Rosh assigns Daniel his first “job” alone. It is a test for Daniel to prove his usefulness to the rebel leader. Daniel is to attack an old Jewish traveler who is known to carry gold with him. Although Daniel tries to comfort himself with the moral relativism taught by Rosh, the reality of the deed is unpleasant. The man is elderly but puts up an unexpectedly strong resistance. Daniel is forced to strike him to make the man turn loose his grip on the bag full of money. The old man lies in a heap, wounded and looking helpless and forlorn in the road. Moved by pity, Daniel drags the old man out of the road and into the comforting shadow of a rock. He also returns one of the man’s two weapons so that he may defend himself on his dangerous trek.
Daniel returns the money to Rosh but is ashamed of his actions. Rosh is none too pleased that Daniel has allowed his victim to live. He accuses Daniel of weakness and of having a “soft streak.” Though Daniel argues that it is Roman blood they are after, not Jewish blood, he is aware that his softness is problematic for someone who wishes to be in service to Rosh.

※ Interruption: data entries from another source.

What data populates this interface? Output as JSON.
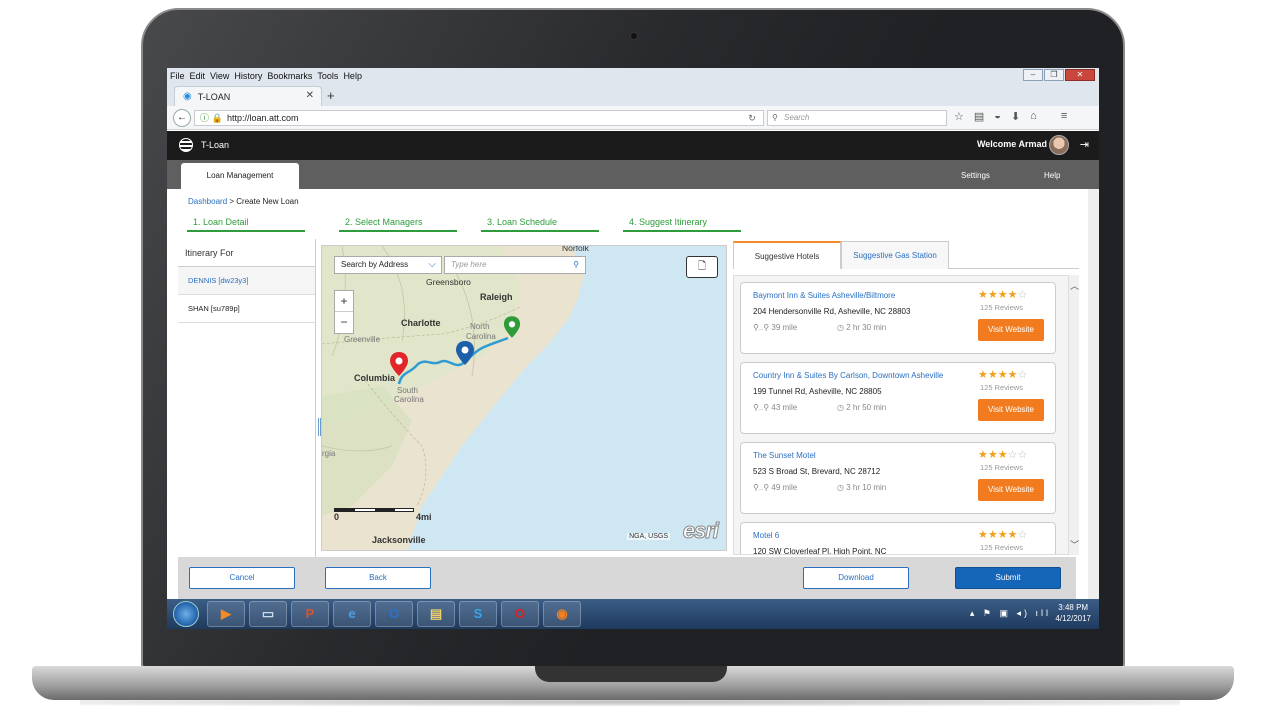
{
  "browser": {
    "menu": [
      "File",
      "Edit",
      "View",
      "History",
      "Bookmarks",
      "Tools",
      "Help"
    ],
    "tab_title": "T-LOAN",
    "new_tab": "+",
    "url": "http://loan.att.com",
    "search_placeholder": "Search"
  },
  "app": {
    "brand": "T-Loan",
    "welcome": "Welcome  Armad",
    "main_tab": "Loan Management",
    "settings": "Settings",
    "help": "Help"
  },
  "breadcrumb": {
    "link": "Dashboard",
    "separator": ">",
    "current": "Create New Loan"
  },
  "steps": [
    "1. Loan Detail",
    "2. Select Managers",
    "3. Loan Schedule",
    "4. Suggest Itinerary"
  ],
  "itinerary": {
    "header": "Itinerary For",
    "people": [
      "DENNIS [dw23y3]",
      "SHAN [su789p]"
    ]
  },
  "map": {
    "search_mode": "Search by Address",
    "search_placeholder": "Type here",
    "zoom_in": "+",
    "zoom_out": "−",
    "labels": {
      "norfolk": "Norfolk",
      "greensboro": "Greensboro",
      "raleigh": "Raleigh",
      "charlotte": "Charlotte",
      "north_carolina_1": "North",
      "north_carolina_2": "Carolina",
      "greenville": "Greenville",
      "columbia": "Columbia",
      "south_carolina_1": "South",
      "south_carolina_2": "Carolina",
      "georgia": "rgia",
      "jacksonville": "Jacksonville"
    },
    "scale_start": "0",
    "scale_end": "4mi",
    "attribution": "NGA, USGS",
    "logo": "esri"
  },
  "hotels_tabs": {
    "active": "Suggestive Hotels",
    "inactive": "Suggestive Gas Station"
  },
  "hotels": [
    {
      "name": "Baymont Inn & Suites Asheville/Biltmore",
      "address": "204 Hendersonville Rd, Asheville, NC 28803",
      "distance": "39 mile",
      "time": "2 hr 30 min",
      "rating": 4,
      "reviews": "125 Reviews",
      "button": "Visit Website"
    },
    {
      "name": "Country Inn & Suites By Carlson, Downtown Asheville",
      "address": "199 Tunnel Rd, Asheville, NC 28805",
      "distance": "43 mile",
      "time": "2 hr 50 min",
      "rating": 4,
      "reviews": "125 Reviews",
      "button": "Visit Website"
    },
    {
      "name": "The Sunset Motel",
      "address": "523 S Broad St, Brevard, NC 28712",
      "distance": "49 mile",
      "time": "3 hr 10 min",
      "rating": 3,
      "reviews": "125 Reviews",
      "button": "Visit Website"
    },
    {
      "name": "Motel 6",
      "address": "120 SW Cloverleaf Pl, High Point, NC",
      "distance": "",
      "time": "",
      "rating": 4,
      "reviews": "125 Reviews",
      "button": ""
    }
  ],
  "footer": {
    "cancel": "Cancel",
    "back": "Back",
    "download": "Download",
    "submit": "Submit"
  },
  "taskbar": {
    "time": "3:48 PM",
    "date": "4/12/2017"
  },
  "colors": {
    "accent_orange": "#f27b1f",
    "step_green": "#2e9c3a",
    "link_blue": "#2a6fc0",
    "primary_button": "#1565b8"
  }
}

Even while Daniel tries to work the weakness out of his character, it begins to occur to him that there may be flaws in Rosh’s arguments.
This is a brief chapter but an important one. Daniel’s empathy is growing, and he begins to challenge the tenets of the rebel leader Rosh. Even the descriptions of Rosh start to change and he becomes more devil-like. Rosh has a “horny palm,” for example, and Daniel now sees Rosh’s face as “weather-pitted.”
Even more glaringly apparent is Daniel’s awakening morality and identification with the pain of others. He cannot kill the old Jewish traveler because he is reminded of the frailty of his own grandfather. He starts to see that there is more tethering him to life than simply the cause. In one beautiful description, Speare writes, “Rosh did not know about the other things that bound him like cobwebs when he woke in the night. Leah. His grandmother.”
Furthermore, Daniel begins consciously comparing the way Jesus views mankind versus the way Rosh does. Rosh sees another human being as “a thing to be used,” whereas “Jesus saw only a child of God.” Daniel begins to open his heart to the promises of Jesus.